Naylor also works in film and the theater. She runs One Way Productions, an independent entertainment company whose mission is not only to bring positive images of the African-American community to film, stage, and television, but also to inspire children.

The Black Student Alliance (BSA), Womenspace, the department of English, and the Dean of Students Office are sponsoring Naylor's visit. For more information, call 2-6831.
Speaker on outreach scheduled
Mary L. Walshok, associate vice chancellor for extended studies and public programs at the University of California, San Diego, and author of Knowledge without Boundaries, will give a presentation on outreach on Monday, Oct. 26, at 9 a.m. in Donaldson Brown Hotel and Conference Center conference rooms D and E. Her talk, which is sponsored by the Outreach Division, is open to the public.
Walshok is a noted speaker on outreach and is credited with initiating CONNECT, a successful program that supports high-tech entrepreneurship, at her university. She lectures and writes extensively on the changing role of universities in the knowledge economy.
For more information, call 1-3205.
Slovenian speaker slated
A lecture by Matjaz Mulej, professor of Innovation and Systems Theory at the University of Maribor in Slovenia, titled "Applied Systems Thinking vs. Systems Theories," will be presented at 4:30 p.m. Monday, Nov. 2, in 114 Architecture Annex. Mulej will contrast informal methods designed to master complexity by creative cooperation with several pairings of systems theory (deterministic or probabilistic, disciplinary or interdisciplinary, and descriptive or future impact oriented). He will also consider western as compared with far-eastern theories about systems, and will show how all can be combined to enhance holism and creativity in finding solutions to complex everyday problems in the socio-environmental context.

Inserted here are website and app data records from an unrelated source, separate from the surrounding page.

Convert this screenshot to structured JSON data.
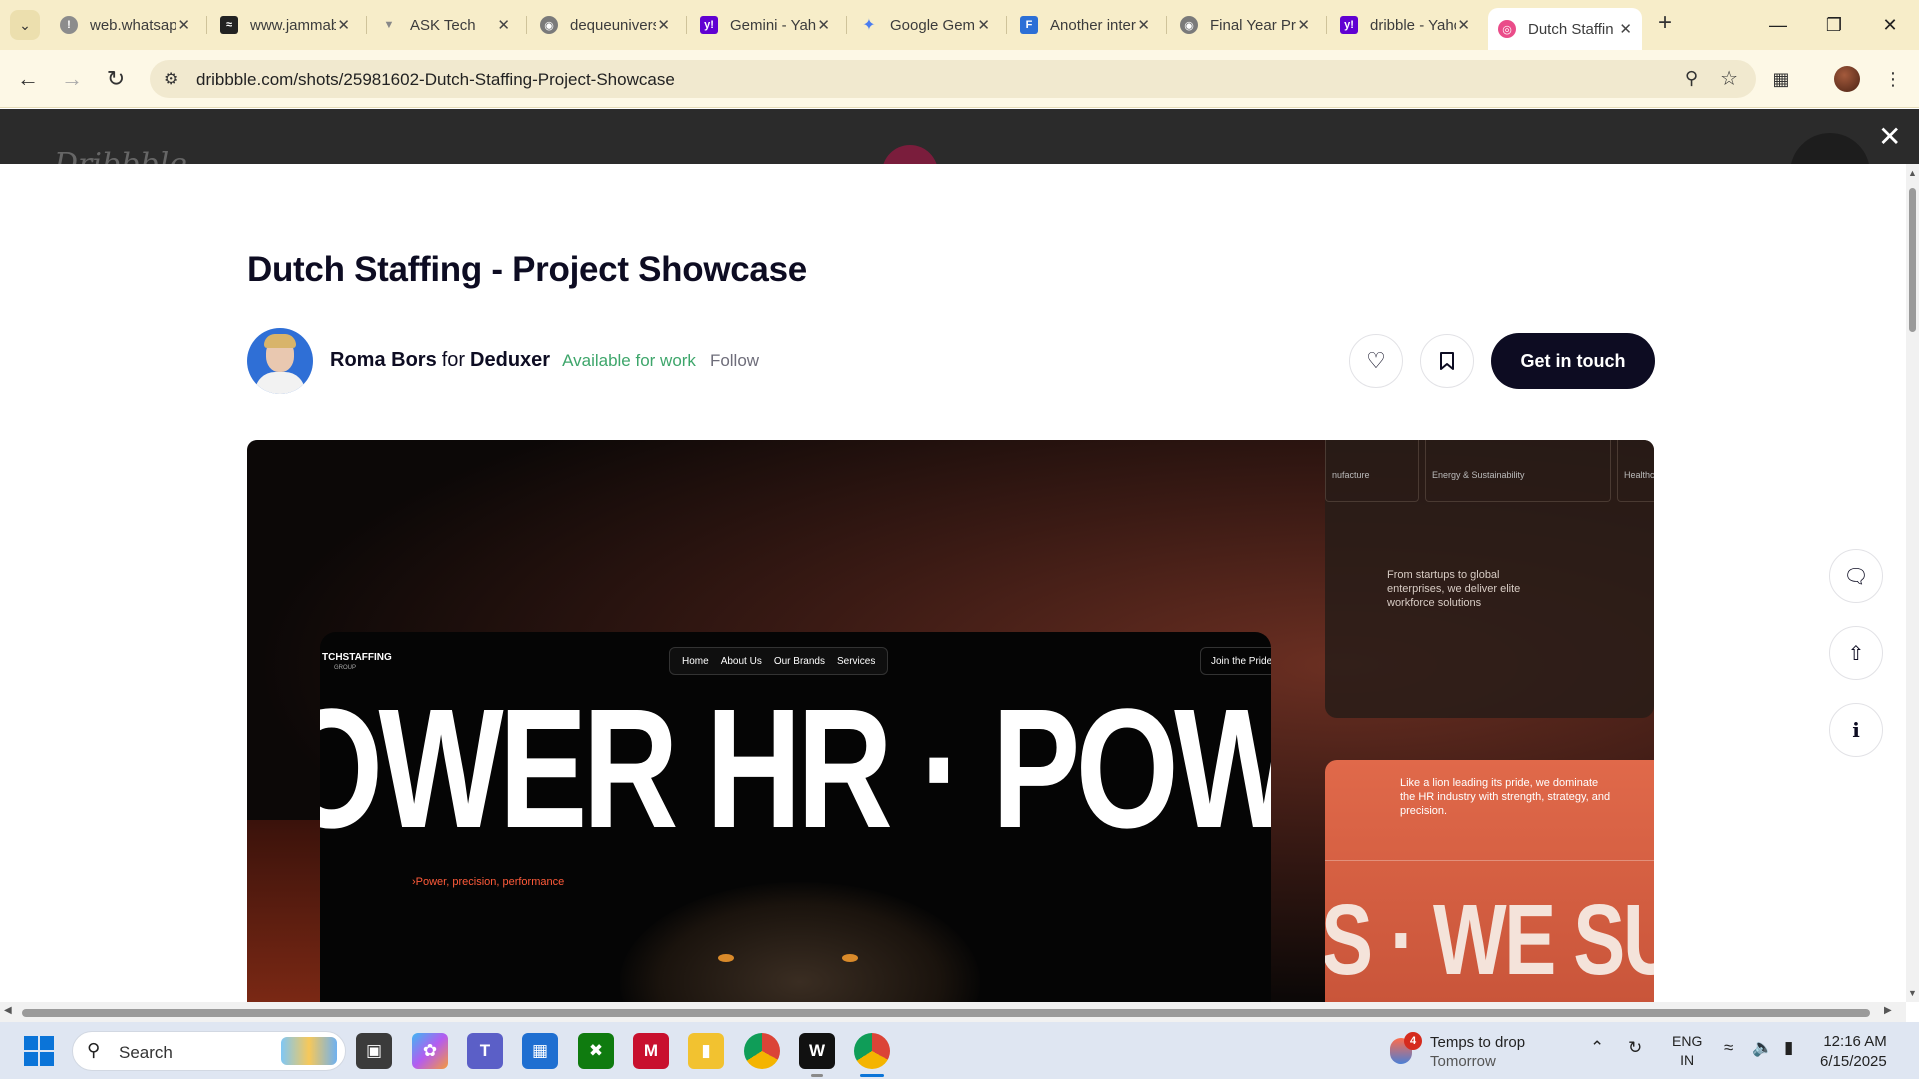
{
  "browser": {
    "tabs": [
      {
        "title": "web.whatsapp.com",
        "favicon_color": "#8c8c8c",
        "icon": "warning-icon"
      },
      {
        "title": "www.jammable",
        "favicon_color": "#222222",
        "icon": "wave-icon"
      },
      {
        "title": "ASK Tech",
        "favicon_color": "#9a9a9a",
        "icon": "filter-icon"
      },
      {
        "title": "dequeuniversity",
        "favicon_color": "#7a7a7a",
        "icon": "globe-icon"
      },
      {
        "title": "Gemini - Yahoo",
        "favicon_color": "#6001d2",
        "icon": "yahoo-icon"
      },
      {
        "title": "Google Gemini",
        "favicon_color": "#4a7cf0",
        "icon": "sparkle-icon"
      },
      {
        "title": "Another interview",
        "favicon_color": "#2c6fd6",
        "icon": "forms-icon"
      },
      {
        "title": "Final Year Project",
        "favicon_color": "#7a7a7a",
        "icon": "globe-icon"
      },
      {
        "title": "dribble - Yahoo",
        "favicon_color": "#6001d2",
        "icon": "yahoo-icon"
      },
      {
        "title": "Dutch Staffing",
        "favicon_color": "#ea4c89",
        "icon": "dribbble-icon",
        "active": true
      }
    ],
    "url": "dribbble.com/shots/25981602-Dutch-Staffing-Project-Showcase"
  },
  "shot": {
    "title": "Dutch Staffing - Project Showcase",
    "author": "Roma Bors",
    "for_word": "for",
    "team": "Deduxer",
    "availability": "Available for work",
    "follow": "Follow",
    "cta": "Get in touch"
  },
  "mockup": {
    "brand": "TCHSTAFFING",
    "brand_sub": "GROUP",
    "nav": [
      "Home",
      "About Us",
      "Our Brands",
      "Services"
    ],
    "join": "Join the Pride",
    "headline": "OWER HR · POW",
    "tagline": "›Power, precision, performance",
    "chips": [
      "nufacture",
      "Energy & Sustainability",
      "Healthcare"
    ],
    "card_top_copy": "From startups to global enterprises, we deliver elite workforce solutions",
    "card_orange_copy": "Like a lion leading its pride, we dominate the HR industry with strength, strategy, and precision.",
    "card_orange_headline": "S · WE SU"
  },
  "taskbar": {
    "search_placeholder": "Search",
    "weather_badge": "4",
    "weather_line1": "Temps to drop",
    "weather_line2": "Tomorrow",
    "lang1": "ENG",
    "lang2": "IN",
    "time": "12:16 AM",
    "date": "6/15/2025"
  },
  "colors": {
    "brand_dark": "#0d0c22",
    "available_green": "#3ea66b",
    "accent_orange": "#e0694a",
    "tabstrip": "#f7edc9"
  }
}
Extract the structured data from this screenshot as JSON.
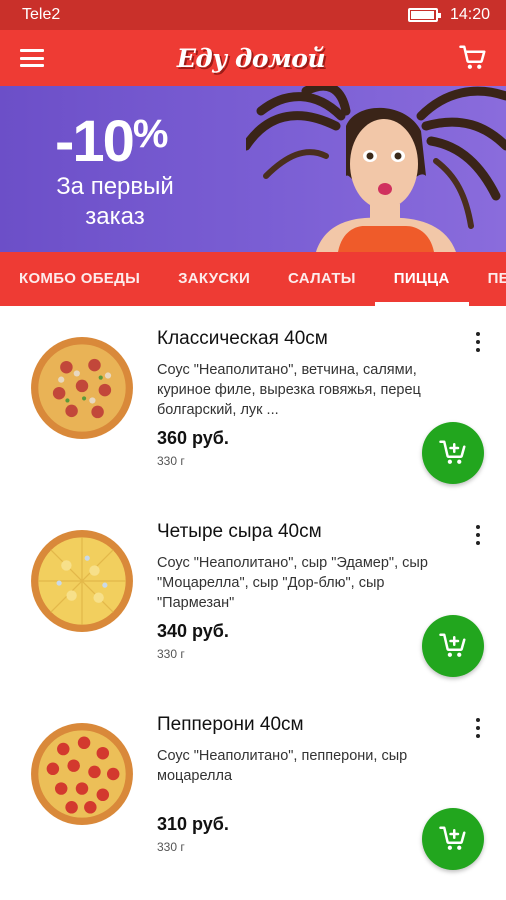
{
  "status_bar": {
    "carrier": "Tele2",
    "time": "14:20",
    "battery_level": 0.9
  },
  "app_bar": {
    "logo_text": "Еду домой",
    "menu_icon": "hamburger-menu-icon",
    "cart_icon": "shopping-cart-icon"
  },
  "banner": {
    "discount": "-10",
    "percent_sign": "%",
    "line1": "За первый",
    "line2": "заказ"
  },
  "tabs": [
    {
      "label": "КОМБО ОБЕДЫ",
      "active": false
    },
    {
      "label": "ЗАКУСКИ",
      "active": false
    },
    {
      "label": "САЛАТЫ",
      "active": false
    },
    {
      "label": "ПИЦЦА",
      "active": true
    },
    {
      "label": "ПЕ",
      "active": false
    }
  ],
  "products": [
    {
      "name": "Классическая 40см",
      "description": "Соус \"Неаполитано\", ветчина, салями, куриное филе, вырезка говяжья, перец болгарский, лук ...",
      "price": "360 руб.",
      "weight": "330 г"
    },
    {
      "name": "Четыре сыра 40см",
      "description": "Соус \"Неаполитано\", сыр \"Эдамер\", сыр \"Моцарелла\", сыр \"Дор-блю\", сыр \"Пармезан\"",
      "price": "340 руб.",
      "weight": "330 г"
    },
    {
      "name": "Пепперони 40см",
      "description": "Соус \"Неаполитано\", пепперони, сыр моцарелла",
      "price": "310 руб.",
      "weight": "330 г"
    }
  ],
  "colors": {
    "primary": "#ee3b34",
    "status_bar": "#c9302a",
    "banner": "#7b5fd4",
    "add_button": "#22a61e"
  }
}
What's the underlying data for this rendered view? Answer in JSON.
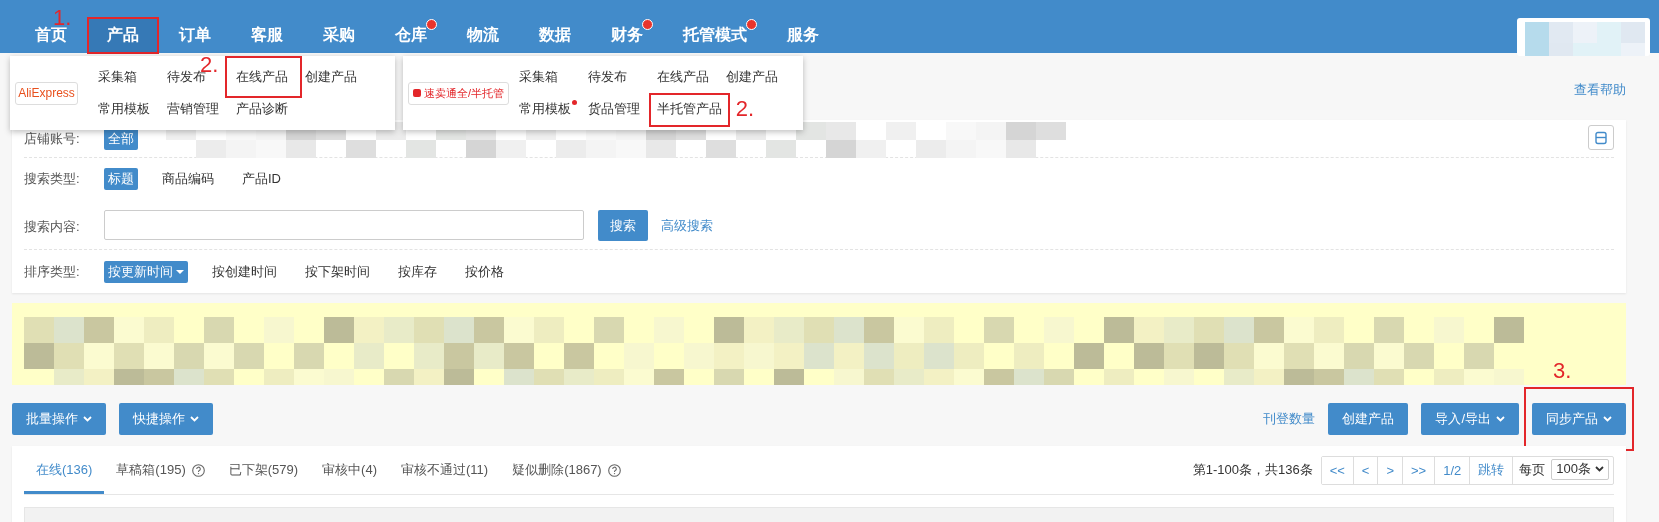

Mulej is a leading international authority on systems applications and is the author or co-editor of about 35 books published in 24 countries, including Self-Transformation Of The Forgotten Four-Fifths, co-authored with Bob Dyck. He is a member of the New York Academy of Sciences. The presentation is co-sponsored by the Department of Urban Affairs and Planning together with the Business Leadership Center and the department of Management. The general public is welcome to attend.